In lieu of an abstract, here is a brief excerpt of the content:

Reviewed by:
  • Atmospheric Science at NASA: A History
  • Jason Krupar (bio)
Atmospheric Science at NASA: A History. By Erik Conway. Baltimore: John Hopkins University Press, 2008. Pp. xvi+386. $55.

In his latest book, Erik Conway takes on the task of explaining NASA's expanding interest in atmospheric sciences. The growing public awareness of climate changes makes Conway's book quite timely, detailing as it does the historical origins of modern meteorology and the early activities of NASA in atmospheric sciences. Intra-agency rivalries between an embryonic NASA, the Defense Department, the Weather Bureau, and the Department of Commerce complicated the space agency's activities in satellite meteorology and further hindered satellite deployment. While agency leaders reconciled competing agendas, NASA scientists and engineers created a series of instruments in the late 1950s and 1960s that allowed the agency to produce a global meteorological perspective. Although these new instruments were afflicted with problems of calibration and reliability, and made large errors, Conway argues that, for the first time, they offered a daily source of global meteorological data.

The sudden conclusion of NASA's Moon explorations has been typically portrayed as the high-water mark of the agency's development. Conway [End Page 751] effectively shows how the suspension of the Apollo program and the ultimate mixed success of the space shuttle permitted NASA scientists to take leadership roles in climate change and ozone depletion. The interest in ozone depletion began for practical reasons, according to Conway, because the agency worried that the shuttle and solid rocket boosters might be a contributing factor. Although it was eventually calculated that the shuttle's exhaust had only a trivial effect on ozone depletion, the concern allowed NASA leaders to secure a mandate for the nation's stratospheric ozone research.

During the 1980s, NASA's increasingly visible role in atmospheric research made it a target of the business-friendly and budget-conscious (civilian budget–conscious, that is) Reagan administration. A series of deep budget cuts forced the agency's scientists to prioritize and eliminate field experiments. Critics claimed that gigantism infected NASA's efforts to construct an Earth Observing System. Further complicating the situation, planetary scientists became interested in the atmospheric consequences of a nuclear war. Their conclusions about "nuclear winter" drew criticism from the Reagan administration and conservative cold warriors, who came to view NASA and its meteorological research with suspicion. The constraints placed on the agency during the Reagan era grew worse under George W. Bush's presidency. In a wonderful understatement, Conway notes that "the political climate in Washington became extremely hostile to climate science" (p. 276). Unfortunately, the political tide turned against NASA even as researchers began to fully exploit all the technologies and models developed in the preceding decades.

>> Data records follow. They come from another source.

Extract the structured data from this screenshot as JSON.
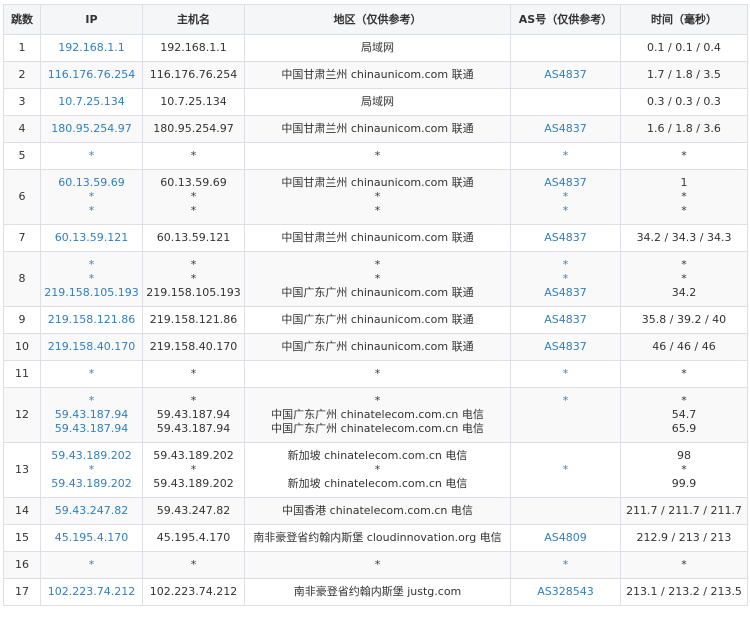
{
  "headers": {
    "hop": "跳数",
    "ip": "IP",
    "host": "主机名",
    "region": "地区（仅供参考）",
    "as": "AS号（仅供参考）",
    "time": "时间（毫秒）"
  },
  "rows": [
    {
      "hop": "1",
      "ip": [
        "192.168.1.1"
      ],
      "host": [
        "192.168.1.1"
      ],
      "region": [
        "局域网"
      ],
      "as": [
        ""
      ],
      "time": [
        "0.1 / 0.1 / 0.4"
      ]
    },
    {
      "hop": "2",
      "ip": [
        "116.176.76.254"
      ],
      "host": [
        "116.176.76.254"
      ],
      "region": [
        "中国甘肃兰州 chinaunicom.com 联通"
      ],
      "as": [
        "AS4837"
      ],
      "time": [
        "1.7 / 1.8 / 3.5"
      ]
    },
    {
      "hop": "3",
      "ip": [
        "10.7.25.134"
      ],
      "host": [
        "10.7.25.134"
      ],
      "region": [
        "局域网"
      ],
      "as": [
        ""
      ],
      "time": [
        "0.3 / 0.3 / 0.3"
      ]
    },
    {
      "hop": "4",
      "ip": [
        "180.95.254.97"
      ],
      "host": [
        "180.95.254.97"
      ],
      "region": [
        "中国甘肃兰州 chinaunicom.com 联通"
      ],
      "as": [
        "AS4837"
      ],
      "time": [
        "1.6 / 1.8 / 3.6"
      ]
    },
    {
      "hop": "5",
      "ip": [
        "*"
      ],
      "host": [
        "*"
      ],
      "region": [
        "*"
      ],
      "as": [
        "*"
      ],
      "time": [
        "*"
      ]
    },
    {
      "hop": "6",
      "ip": [
        "60.13.59.69",
        "*",
        "*"
      ],
      "host": [
        "60.13.59.69",
        "*",
        "*"
      ],
      "region": [
        "中国甘肃兰州 chinaunicom.com 联通",
        "*",
        "*"
      ],
      "as": [
        "AS4837",
        "*",
        "*"
      ],
      "time": [
        "1",
        "*",
        "*"
      ]
    },
    {
      "hop": "7",
      "ip": [
        "60.13.59.121"
      ],
      "host": [
        "60.13.59.121"
      ],
      "region": [
        "中国甘肃兰州 chinaunicom.com 联通"
      ],
      "as": [
        "AS4837"
      ],
      "time": [
        "34.2 / 34.3 / 34.3"
      ]
    },
    {
      "hop": "8",
      "ip": [
        "*",
        "*",
        "219.158.105.193"
      ],
      "host": [
        "*",
        "*",
        "219.158.105.193"
      ],
      "region": [
        "*",
        "*",
        "中国广东广州 chinaunicom.com 联通"
      ],
      "as": [
        "*",
        "*",
        "AS4837"
      ],
      "time": [
        "*",
        "*",
        "34.2"
      ]
    },
    {
      "hop": "9",
      "ip": [
        "219.158.121.86"
      ],
      "host": [
        "219.158.121.86"
      ],
      "region": [
        "中国广东广州 chinaunicom.com 联通"
      ],
      "as": [
        "AS4837"
      ],
      "time": [
        "35.8 / 39.2 / 40"
      ]
    },
    {
      "hop": "10",
      "ip": [
        "219.158.40.170"
      ],
      "host": [
        "219.158.40.170"
      ],
      "region": [
        "中国广东广州 chinaunicom.com 联通"
      ],
      "as": [
        "AS4837"
      ],
      "time": [
        "46 / 46 / 46"
      ]
    },
    {
      "hop": "11",
      "ip": [
        "*"
      ],
      "host": [
        "*"
      ],
      "region": [
        "*"
      ],
      "as": [
        "*"
      ],
      "time": [
        "*"
      ]
    },
    {
      "hop": "12",
      "ip": [
        "*",
        "59.43.187.94",
        "59.43.187.94"
      ],
      "host": [
        "*",
        "59.43.187.94",
        "59.43.187.94"
      ],
      "region": [
        "*",
        "中国广东广州 chinatelecom.com.cn 电信",
        "中国广东广州 chinatelecom.com.cn 电信"
      ],
      "as": [
        "*",
        "",
        ""
      ],
      "time": [
        "*",
        "54.7",
        "65.9"
      ]
    },
    {
      "hop": "13",
      "ip": [
        "59.43.189.202",
        "*",
        "59.43.189.202"
      ],
      "host": [
        "59.43.189.202",
        "*",
        "59.43.189.202"
      ],
      "region": [
        "新加坡 chinatelecom.com.cn 电信",
        "*",
        "新加坡 chinatelecom.com.cn 电信"
      ],
      "as": [
        "",
        "*",
        ""
      ],
      "time": [
        "98",
        "*",
        "99.9"
      ]
    },
    {
      "hop": "14",
      "ip": [
        "59.43.247.82"
      ],
      "host": [
        "59.43.247.82"
      ],
      "region": [
        "中国香港 chinatelecom.com.cn 电信"
      ],
      "as": [
        ""
      ],
      "time": [
        "211.7 / 211.7 / 211.7"
      ]
    },
    {
      "hop": "15",
      "ip": [
        "45.195.4.170"
      ],
      "host": [
        "45.195.4.170"
      ],
      "region": [
        "南非豪登省约翰内斯堡 cloudinnovation.org 电信"
      ],
      "as": [
        "AS4809"
      ],
      "time": [
        "212.9 / 213 / 213"
      ]
    },
    {
      "hop": "16",
      "ip": [
        "*"
      ],
      "host": [
        "*"
      ],
      "region": [
        "*"
      ],
      "as": [
        "*"
      ],
      "time": [
        "*"
      ]
    },
    {
      "hop": "17",
      "ip": [
        "102.223.74.212"
      ],
      "host": [
        "102.223.74.212"
      ],
      "region": [
        "南非豪登省约翰内斯堡 justg.com"
      ],
      "as": [
        "AS328543"
      ],
      "time": [
        "213.1 / 213.2 / 213.5"
      ]
    }
  ]
}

Though Conway covers a broad range of material, he focuses on NASA's atmospheric research, examining the scientific rationale behind experiments, the technological innovations, and the policy wars that derailed the agency's scientists. The book is dense at times with details and explanations that distract from the overall focus. But there are sections that shine brilliantly. Conway's chapters on the intersection of planetary explorations and research on Earth's atmosphere clearly show how this led directly to the realization that atmospheric chemistry was far more complex than anticipated in the past. His last chapter leaves one wanting more analysis of the consequences of the Bush administration's policies, and more insight into the disinformation campaign waged against atmospheric research. Atmospheric Science at NASA not only analyzes the scientific and technical development of an overlooked field but also shows how scientific discoveries and policies contribute to long-term social consequences. Although challenging at times, it should serve as a foundational work for further historical study of governmental science policy and for future research into the meteorological sciences. [End Page 752]

Jason Krupar

Dr. Krupar is an associate professor of history at the University of Cincinnati.



Additional Information

Print ISSN
pp. 751-752
Launched on MUSE
Open Access
Back To Top

This website uses cookies to ensure you get the best experience on our website. Without cookies your experience may not be seamless.